I emphasised at the beginning and the end of the training that the basic requirements for doing good kendo are perhaps the fighting spirit and body posture.
After some rounds of suburi, we started with 4-5 rounds of kirikaeshi. I stressed the breathing and its importance. This was pointed out by Ozawa sensei in last year's seminar in Prague. I repeat here again:
- Kirikaeshi: (1) men-strike, (2) breath, then 4 sayu-men forwards and 5 backwards, then men-strike, (3) pause and breath again (4) repeat (2) and (3).
Then we did more kihon. But this time I asked very one to start from toma, where they should kiai and move their feet, before taking one step forwards to take the centerline with the tip of the shinai, and strike. After the strike, they should push their body diagonally to the left of the opponent to go through.

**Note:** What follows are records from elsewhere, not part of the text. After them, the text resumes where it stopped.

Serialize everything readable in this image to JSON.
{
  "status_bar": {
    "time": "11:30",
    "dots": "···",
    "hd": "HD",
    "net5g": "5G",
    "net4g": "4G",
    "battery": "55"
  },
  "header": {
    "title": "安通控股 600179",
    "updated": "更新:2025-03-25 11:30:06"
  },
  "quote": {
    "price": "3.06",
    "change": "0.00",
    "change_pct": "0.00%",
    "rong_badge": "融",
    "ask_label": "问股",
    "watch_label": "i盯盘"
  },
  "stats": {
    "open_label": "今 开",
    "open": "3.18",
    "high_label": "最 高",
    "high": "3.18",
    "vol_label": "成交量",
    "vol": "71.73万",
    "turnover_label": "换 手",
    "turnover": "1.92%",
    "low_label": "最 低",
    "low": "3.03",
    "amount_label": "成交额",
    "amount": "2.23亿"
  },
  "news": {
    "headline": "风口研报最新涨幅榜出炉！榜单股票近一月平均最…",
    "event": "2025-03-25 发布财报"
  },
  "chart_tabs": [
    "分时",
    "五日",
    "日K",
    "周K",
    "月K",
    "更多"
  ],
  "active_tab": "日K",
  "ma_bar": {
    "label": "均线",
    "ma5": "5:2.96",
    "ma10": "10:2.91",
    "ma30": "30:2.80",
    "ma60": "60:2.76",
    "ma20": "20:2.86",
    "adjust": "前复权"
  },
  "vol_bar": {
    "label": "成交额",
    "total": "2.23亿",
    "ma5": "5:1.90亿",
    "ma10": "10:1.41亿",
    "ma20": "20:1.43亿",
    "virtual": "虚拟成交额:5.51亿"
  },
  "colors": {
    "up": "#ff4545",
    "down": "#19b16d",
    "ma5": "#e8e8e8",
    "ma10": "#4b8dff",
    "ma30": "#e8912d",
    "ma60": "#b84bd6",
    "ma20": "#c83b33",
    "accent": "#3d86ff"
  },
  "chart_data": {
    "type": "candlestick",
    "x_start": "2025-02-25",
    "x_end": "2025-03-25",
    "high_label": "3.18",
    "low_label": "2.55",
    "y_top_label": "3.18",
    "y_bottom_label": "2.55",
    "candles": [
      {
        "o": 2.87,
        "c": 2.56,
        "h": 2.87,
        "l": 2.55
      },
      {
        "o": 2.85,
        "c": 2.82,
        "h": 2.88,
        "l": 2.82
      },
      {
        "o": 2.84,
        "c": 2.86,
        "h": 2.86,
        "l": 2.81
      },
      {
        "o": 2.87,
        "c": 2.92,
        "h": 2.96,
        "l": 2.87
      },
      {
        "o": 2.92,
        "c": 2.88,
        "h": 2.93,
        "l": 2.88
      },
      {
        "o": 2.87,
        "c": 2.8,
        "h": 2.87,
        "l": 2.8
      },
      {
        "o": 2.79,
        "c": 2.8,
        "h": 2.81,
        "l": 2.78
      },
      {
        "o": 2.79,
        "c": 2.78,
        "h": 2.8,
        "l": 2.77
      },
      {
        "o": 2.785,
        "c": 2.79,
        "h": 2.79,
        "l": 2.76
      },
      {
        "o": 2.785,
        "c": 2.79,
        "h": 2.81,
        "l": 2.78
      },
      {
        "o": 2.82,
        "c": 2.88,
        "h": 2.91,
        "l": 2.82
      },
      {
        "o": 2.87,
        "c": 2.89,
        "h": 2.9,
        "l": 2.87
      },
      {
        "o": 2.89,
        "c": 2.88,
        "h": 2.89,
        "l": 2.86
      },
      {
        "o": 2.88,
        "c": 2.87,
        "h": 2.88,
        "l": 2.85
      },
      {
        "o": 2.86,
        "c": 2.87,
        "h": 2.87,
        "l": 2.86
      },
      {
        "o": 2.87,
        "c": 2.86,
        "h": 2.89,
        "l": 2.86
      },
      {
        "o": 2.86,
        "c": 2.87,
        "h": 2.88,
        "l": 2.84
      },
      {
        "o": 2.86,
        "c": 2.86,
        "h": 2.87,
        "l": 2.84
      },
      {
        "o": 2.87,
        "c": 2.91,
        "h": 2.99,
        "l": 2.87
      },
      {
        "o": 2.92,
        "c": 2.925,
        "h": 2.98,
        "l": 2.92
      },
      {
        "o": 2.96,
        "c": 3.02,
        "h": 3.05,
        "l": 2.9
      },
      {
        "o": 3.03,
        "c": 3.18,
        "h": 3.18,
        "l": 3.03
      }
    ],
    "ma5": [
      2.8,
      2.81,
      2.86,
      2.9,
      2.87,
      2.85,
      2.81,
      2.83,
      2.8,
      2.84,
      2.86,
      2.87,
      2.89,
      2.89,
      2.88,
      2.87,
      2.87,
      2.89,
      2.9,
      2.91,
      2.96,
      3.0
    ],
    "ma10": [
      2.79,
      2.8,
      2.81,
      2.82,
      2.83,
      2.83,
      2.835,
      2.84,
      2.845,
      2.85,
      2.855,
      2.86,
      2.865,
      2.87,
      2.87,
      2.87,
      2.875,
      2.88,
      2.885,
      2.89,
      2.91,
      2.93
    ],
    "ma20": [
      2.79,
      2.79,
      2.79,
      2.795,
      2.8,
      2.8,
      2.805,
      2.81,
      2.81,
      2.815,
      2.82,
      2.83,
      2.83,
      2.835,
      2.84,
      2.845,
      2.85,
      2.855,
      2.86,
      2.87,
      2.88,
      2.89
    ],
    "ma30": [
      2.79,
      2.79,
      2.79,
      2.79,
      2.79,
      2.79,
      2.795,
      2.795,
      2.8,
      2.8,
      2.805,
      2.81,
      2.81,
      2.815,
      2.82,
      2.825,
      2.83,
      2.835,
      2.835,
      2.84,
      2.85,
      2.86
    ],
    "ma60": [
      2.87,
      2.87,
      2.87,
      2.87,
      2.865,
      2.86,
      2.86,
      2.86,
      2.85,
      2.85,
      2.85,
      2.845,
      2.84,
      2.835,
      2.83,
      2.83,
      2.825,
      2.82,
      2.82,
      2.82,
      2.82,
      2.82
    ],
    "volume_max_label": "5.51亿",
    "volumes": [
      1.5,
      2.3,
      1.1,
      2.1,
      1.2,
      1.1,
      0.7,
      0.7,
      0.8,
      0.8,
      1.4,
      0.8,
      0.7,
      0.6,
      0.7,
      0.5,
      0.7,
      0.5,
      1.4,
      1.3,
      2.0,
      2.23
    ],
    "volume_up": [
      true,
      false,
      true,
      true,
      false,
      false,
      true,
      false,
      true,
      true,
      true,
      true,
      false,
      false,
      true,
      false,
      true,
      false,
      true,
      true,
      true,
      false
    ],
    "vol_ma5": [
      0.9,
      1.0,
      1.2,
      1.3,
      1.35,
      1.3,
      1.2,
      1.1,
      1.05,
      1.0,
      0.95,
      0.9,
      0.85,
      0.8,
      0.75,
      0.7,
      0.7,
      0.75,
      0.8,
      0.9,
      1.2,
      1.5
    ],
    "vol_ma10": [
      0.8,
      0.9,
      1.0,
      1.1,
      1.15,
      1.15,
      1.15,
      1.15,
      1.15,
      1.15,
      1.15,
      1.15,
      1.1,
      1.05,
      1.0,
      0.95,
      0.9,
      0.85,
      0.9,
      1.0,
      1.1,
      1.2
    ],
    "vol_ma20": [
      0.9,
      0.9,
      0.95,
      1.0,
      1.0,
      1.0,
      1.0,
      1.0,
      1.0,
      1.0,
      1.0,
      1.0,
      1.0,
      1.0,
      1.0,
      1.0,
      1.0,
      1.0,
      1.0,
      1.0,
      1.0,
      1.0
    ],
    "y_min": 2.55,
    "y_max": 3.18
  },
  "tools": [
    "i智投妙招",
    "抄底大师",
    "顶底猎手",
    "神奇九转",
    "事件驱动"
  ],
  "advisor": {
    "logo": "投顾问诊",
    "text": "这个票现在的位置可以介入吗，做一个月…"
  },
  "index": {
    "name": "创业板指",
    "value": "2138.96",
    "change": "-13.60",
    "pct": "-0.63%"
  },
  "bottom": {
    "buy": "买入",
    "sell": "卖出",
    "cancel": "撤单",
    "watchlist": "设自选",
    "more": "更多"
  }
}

Then we did like this for kote, kote-men (motodachi stay still), and kote-men-men (motodachi take one step backwards after each strike). I emphasised that distance and footwork are the key points in these exercises. At the kote-men it is a common mistake to take too large a step at the kote-strike, so that the men-strike is too close to the motodachi. At the kote-men-men, the point is that because the motodachi is going backwards, one must draw his left foot quickly forwards to prepare for the next strike, at the same time maintaining a good posture.
I'm glad to see they take kendo seriously with lots of intention to improve themselves. It's very important to train yourself as well as to think of exercises to do so. I'm glad to see two of them stayed after the training to do even more exercises themselves. They obviously care about their own kendo.